Special rules apply towork carried out on board an ocean-going vessel. In general, work performed on board a seagoing vessel is considered to be work performed in the member state whose flag the seagoing vessel is sailing. This means that the flag under which the seagoing vessel sails is decisive. However, the situation is different if the wage is paid by a company based in another Member State. Then the legislation of the Member State of this registered office is valid. It is therefore important that you must always obtain additional information in advance in order to clarify your situation clearly. For crew memberson Rhine vessels, a separate regulation applies again, namely the Convention on Social Security for Rhine Boatmen. Always contact a border info point for advice if in doubt.
In situations involving international transport (by road or not), it is always important to get an overview of all the relevant facts. Applying for an A1 is an important part of getting certainty in the overall situation.
Co-incidence with unemployment benefit

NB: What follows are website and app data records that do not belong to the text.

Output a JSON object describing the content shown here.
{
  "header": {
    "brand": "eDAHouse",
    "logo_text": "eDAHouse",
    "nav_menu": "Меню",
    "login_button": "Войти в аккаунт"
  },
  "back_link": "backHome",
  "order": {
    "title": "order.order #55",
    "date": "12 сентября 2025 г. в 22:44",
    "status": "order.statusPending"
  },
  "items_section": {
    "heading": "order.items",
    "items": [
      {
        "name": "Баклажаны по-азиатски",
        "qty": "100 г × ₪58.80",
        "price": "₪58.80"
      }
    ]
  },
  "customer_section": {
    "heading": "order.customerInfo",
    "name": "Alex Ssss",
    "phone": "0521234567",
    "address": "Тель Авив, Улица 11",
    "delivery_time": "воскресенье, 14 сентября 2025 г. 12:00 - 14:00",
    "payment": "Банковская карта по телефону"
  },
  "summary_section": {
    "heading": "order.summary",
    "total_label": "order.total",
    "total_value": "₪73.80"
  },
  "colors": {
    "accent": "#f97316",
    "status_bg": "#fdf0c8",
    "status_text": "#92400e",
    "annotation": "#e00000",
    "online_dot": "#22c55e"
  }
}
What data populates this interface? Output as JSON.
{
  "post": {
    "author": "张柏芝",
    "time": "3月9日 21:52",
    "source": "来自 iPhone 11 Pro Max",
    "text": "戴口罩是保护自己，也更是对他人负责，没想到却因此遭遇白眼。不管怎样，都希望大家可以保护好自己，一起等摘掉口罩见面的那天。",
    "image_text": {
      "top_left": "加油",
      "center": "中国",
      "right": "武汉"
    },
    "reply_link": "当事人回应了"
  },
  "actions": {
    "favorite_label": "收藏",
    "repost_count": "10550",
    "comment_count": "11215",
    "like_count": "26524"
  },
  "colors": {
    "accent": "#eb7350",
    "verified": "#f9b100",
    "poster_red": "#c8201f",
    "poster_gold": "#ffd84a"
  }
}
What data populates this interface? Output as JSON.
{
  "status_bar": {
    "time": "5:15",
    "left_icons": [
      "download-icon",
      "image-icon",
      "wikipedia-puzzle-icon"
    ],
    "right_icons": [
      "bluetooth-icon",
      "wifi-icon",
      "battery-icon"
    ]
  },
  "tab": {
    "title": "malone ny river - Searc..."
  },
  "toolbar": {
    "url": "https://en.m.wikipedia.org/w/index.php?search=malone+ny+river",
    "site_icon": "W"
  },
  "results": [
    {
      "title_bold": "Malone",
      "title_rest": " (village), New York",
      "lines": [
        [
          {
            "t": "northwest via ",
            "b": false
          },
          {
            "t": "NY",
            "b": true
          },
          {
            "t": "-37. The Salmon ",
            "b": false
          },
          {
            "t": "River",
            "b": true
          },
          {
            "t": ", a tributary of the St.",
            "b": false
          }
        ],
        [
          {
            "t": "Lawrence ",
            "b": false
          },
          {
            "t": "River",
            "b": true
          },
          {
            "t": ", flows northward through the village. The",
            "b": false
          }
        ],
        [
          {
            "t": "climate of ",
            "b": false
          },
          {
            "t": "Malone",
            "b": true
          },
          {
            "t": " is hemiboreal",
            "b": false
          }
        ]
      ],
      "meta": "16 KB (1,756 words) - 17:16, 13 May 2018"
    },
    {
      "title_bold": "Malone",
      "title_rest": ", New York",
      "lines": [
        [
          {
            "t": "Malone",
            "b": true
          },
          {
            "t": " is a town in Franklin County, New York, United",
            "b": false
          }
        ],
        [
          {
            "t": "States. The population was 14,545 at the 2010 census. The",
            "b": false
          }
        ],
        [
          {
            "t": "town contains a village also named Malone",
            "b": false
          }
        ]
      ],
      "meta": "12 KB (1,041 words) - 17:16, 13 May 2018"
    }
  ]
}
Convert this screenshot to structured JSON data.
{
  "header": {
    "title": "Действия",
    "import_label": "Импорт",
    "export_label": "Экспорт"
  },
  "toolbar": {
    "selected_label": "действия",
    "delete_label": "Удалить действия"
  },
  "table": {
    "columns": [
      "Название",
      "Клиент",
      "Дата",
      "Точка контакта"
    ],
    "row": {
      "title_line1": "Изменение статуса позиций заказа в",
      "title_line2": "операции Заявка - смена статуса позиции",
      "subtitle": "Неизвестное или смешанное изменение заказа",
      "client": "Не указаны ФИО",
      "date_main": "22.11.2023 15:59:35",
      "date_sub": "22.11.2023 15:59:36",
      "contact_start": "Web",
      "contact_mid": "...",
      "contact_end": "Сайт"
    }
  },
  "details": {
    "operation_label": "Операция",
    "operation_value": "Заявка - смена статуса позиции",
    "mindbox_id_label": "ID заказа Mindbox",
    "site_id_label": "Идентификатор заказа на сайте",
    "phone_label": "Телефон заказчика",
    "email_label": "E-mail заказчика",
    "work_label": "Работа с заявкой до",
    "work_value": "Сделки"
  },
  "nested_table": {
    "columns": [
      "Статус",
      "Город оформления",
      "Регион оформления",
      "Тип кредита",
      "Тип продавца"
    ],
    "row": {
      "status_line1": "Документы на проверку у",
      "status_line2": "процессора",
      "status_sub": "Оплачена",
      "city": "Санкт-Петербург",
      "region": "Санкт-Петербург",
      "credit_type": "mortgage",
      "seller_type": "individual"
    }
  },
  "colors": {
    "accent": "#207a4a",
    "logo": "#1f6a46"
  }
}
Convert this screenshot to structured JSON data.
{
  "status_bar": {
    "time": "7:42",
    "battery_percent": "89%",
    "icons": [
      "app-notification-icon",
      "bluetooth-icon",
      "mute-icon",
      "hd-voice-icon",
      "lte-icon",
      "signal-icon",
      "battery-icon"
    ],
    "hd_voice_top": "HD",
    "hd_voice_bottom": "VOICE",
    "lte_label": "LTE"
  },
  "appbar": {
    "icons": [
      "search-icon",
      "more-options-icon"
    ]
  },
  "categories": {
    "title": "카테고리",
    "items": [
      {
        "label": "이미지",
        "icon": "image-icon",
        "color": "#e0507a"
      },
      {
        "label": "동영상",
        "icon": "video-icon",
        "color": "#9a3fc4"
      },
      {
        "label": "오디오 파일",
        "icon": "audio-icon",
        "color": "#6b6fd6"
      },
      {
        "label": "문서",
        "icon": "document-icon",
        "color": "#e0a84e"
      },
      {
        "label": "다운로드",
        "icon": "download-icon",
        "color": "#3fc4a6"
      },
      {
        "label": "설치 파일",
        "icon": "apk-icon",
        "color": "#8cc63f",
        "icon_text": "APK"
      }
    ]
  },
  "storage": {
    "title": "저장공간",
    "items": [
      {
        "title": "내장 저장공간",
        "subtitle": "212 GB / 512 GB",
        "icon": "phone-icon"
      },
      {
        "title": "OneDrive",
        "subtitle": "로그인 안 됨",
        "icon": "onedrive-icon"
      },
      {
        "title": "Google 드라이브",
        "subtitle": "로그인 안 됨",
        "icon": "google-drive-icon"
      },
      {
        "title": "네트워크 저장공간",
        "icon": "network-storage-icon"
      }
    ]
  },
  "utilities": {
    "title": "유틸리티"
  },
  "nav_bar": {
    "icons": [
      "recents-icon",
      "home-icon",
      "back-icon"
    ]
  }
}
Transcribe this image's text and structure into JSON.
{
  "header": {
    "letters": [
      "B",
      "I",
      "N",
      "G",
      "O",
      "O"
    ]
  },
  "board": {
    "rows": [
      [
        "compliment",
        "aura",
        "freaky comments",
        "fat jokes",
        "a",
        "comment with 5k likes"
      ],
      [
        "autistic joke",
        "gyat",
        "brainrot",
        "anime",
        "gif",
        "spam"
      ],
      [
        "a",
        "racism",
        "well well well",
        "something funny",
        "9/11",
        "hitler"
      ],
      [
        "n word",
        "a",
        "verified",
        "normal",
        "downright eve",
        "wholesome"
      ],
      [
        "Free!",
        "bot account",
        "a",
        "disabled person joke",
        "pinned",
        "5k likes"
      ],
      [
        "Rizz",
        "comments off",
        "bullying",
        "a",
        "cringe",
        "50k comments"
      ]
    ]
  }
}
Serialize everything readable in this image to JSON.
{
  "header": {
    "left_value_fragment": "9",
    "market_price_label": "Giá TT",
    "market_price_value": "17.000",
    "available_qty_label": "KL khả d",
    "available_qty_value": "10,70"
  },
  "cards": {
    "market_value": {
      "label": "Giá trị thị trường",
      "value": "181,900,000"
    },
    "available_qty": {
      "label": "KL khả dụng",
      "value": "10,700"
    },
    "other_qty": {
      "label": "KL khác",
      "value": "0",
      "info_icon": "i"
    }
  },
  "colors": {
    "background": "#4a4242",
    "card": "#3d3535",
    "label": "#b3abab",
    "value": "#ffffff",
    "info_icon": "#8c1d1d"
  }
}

The European Regulation clearly regulates which social security legislation applies when someone works in another country. Unfortunately, the rules are not clear when working in another country in combination with a (partial) unemployment benefit. Most EU countries apply the rule that the social security legislation of the country paying the unemployment benefit applies, which means that the employer must always pay social security contributions in the country from which the benefit comes.
The Netherlands takes the position that the social security legislation of the country of work applies if the unemployment benefit is less than 25% of the total income. If the unemployment benefit is 25% or more of the total income, then according to the Netherlands, the social security legislation of the country where the work is done applies.
If the above situation applies to you, please request an A1 declaration.
It is advisable to request an A1 declaration from the SVB if you work in several countries. The A1 declaration determines which social security legislation applies to you. Employers are advised to keep it with their payroll administration. You must be able to prove that you are covered by social security yourself. This declaration is also necessary in order to avoid having to pay contributions twice. If you work in several Member States at the same time, you must apply for the A1 declaration in the employeeâ€™s country of residence.
This is of particular interest to Dutch nationals who are covered by German social security. In order to avoid having to pay social security contributions and possibly ZVW contributions on the German salary in the Netherlands, it makes sense to apply for this A1 declaration (together with your German employer).
Because there are always cases of doubt and people may be caught sitting on the fence, it is possible for two EU countries to agree to deviate from the rules. You can get more information about this in Germany from the health insurance company and in the Netherlands from the (Sociale Verzekeringsbank).
There are different rules for income tax. To assess where you have to pay tax, the double taxation agreements between the various EU countries are decisive. If you are only concerned with the situation between the Netherlands and Germany, the double taxation agreement between the Netherlands and Germany applies. This roughly regulates that income from work is taxed in the country where the work is done. Someone who works in two countries therefore pays income tax in two countries; this is also called a salary split.
Working in more than 2 countries (including international drivers)
Do you work in more than two countries, including your country of residence, and have an employer in another country? Then the rule is that you pay tax in the country where your employer is based for the days you work in that country and in the country of residence for the other days. There is an exception for employees who work more than 183 days in a third country. In these cases, always contact a Border Info Point or the for advice.